__What you need to do__
What lines in the listing include "Search"? Return a copy of each.
+---+
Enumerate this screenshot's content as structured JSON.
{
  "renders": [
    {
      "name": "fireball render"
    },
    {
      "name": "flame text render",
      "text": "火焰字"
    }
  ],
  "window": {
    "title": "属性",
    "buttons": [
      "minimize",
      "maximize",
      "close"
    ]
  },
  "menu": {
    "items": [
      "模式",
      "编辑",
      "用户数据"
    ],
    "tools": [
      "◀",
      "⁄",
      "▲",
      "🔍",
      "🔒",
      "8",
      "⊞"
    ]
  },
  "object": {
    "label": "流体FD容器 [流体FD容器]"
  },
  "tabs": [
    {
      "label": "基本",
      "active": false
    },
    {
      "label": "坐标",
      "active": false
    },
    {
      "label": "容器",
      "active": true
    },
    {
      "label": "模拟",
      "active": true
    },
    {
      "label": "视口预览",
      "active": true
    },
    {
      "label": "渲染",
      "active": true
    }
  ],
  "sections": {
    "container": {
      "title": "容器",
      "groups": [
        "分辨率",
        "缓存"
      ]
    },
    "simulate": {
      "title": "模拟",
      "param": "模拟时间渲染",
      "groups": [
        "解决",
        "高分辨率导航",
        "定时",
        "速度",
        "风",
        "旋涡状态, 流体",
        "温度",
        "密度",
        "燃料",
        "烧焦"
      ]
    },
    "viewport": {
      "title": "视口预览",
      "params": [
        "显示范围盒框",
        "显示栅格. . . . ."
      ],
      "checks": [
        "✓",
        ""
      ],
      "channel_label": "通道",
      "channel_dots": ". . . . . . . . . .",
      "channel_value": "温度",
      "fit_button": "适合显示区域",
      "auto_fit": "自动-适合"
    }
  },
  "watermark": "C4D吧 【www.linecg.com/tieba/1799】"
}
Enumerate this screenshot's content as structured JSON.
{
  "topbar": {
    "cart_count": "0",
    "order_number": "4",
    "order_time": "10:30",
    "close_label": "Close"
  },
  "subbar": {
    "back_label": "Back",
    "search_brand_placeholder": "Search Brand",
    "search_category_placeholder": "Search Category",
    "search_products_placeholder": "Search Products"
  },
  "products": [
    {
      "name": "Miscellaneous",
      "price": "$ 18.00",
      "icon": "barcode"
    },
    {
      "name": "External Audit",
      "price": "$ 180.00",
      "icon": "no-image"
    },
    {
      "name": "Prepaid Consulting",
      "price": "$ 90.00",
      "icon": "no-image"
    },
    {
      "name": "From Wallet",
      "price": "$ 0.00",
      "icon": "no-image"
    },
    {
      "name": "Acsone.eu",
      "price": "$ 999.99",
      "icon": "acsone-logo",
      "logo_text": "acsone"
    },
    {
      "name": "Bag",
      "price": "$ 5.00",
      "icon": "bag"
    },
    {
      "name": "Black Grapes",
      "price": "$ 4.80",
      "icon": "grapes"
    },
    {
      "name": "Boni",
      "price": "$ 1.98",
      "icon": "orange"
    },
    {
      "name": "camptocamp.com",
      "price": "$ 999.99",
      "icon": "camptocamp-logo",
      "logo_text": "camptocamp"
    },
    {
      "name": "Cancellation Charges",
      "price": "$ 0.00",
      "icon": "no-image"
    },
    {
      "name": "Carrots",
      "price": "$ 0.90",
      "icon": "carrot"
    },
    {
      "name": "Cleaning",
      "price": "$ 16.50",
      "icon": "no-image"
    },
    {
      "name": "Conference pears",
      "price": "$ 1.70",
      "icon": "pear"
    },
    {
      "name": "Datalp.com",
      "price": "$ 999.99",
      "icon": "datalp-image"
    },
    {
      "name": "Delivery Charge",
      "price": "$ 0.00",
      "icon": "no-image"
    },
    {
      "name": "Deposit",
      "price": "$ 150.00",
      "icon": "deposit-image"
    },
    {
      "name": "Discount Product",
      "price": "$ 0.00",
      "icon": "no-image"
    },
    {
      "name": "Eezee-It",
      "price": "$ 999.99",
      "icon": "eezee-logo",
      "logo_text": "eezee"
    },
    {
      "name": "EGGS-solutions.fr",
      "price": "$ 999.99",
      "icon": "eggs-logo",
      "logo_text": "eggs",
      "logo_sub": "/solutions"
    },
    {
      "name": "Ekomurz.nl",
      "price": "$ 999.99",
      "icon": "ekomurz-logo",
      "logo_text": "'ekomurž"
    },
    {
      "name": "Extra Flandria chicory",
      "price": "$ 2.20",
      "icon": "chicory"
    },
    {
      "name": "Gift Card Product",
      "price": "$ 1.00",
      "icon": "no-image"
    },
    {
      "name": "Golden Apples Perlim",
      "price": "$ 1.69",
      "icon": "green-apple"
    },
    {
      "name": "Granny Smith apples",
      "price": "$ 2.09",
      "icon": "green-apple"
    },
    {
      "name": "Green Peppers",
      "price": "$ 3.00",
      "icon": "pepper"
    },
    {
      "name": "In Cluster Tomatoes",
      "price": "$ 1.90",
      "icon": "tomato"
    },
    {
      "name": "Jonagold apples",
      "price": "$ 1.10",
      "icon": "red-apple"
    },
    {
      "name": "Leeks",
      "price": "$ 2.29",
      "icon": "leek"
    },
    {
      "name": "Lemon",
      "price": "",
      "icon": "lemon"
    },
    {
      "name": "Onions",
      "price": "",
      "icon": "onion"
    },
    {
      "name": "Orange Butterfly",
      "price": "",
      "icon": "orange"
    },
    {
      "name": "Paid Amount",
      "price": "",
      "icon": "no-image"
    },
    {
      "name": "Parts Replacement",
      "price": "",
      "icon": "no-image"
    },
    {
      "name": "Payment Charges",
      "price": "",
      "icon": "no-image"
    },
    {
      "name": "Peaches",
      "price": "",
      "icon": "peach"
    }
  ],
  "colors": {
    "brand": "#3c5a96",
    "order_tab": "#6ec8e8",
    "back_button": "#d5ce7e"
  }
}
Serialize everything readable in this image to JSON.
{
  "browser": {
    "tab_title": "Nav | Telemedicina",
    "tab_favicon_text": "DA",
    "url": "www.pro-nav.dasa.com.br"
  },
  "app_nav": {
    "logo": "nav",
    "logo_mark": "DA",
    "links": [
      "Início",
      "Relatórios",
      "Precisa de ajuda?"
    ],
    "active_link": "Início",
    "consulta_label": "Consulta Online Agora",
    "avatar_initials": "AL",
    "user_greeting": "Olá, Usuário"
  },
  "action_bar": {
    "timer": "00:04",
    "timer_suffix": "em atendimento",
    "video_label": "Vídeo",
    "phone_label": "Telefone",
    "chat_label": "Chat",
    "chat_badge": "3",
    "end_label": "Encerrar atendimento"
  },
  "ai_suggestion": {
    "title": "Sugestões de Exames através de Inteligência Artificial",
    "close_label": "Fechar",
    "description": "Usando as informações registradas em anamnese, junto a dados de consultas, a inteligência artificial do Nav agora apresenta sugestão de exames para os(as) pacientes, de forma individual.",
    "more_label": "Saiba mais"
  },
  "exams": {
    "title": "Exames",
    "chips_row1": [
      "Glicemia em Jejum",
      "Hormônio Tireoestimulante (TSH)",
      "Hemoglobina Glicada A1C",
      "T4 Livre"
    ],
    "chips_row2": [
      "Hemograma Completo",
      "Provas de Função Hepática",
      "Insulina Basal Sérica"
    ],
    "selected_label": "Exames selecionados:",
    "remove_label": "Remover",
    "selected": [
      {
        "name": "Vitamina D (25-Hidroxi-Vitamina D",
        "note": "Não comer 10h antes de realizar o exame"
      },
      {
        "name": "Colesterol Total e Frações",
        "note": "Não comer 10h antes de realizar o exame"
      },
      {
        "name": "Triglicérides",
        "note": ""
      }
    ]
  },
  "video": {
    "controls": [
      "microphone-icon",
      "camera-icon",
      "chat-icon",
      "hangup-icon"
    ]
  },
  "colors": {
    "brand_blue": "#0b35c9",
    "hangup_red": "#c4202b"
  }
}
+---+
__Solution below__
    "search_brand_placeholder": "Search Brand",
    "search_category_placeholder": "Search Category",
    "search_products_placeholder": "Search Products"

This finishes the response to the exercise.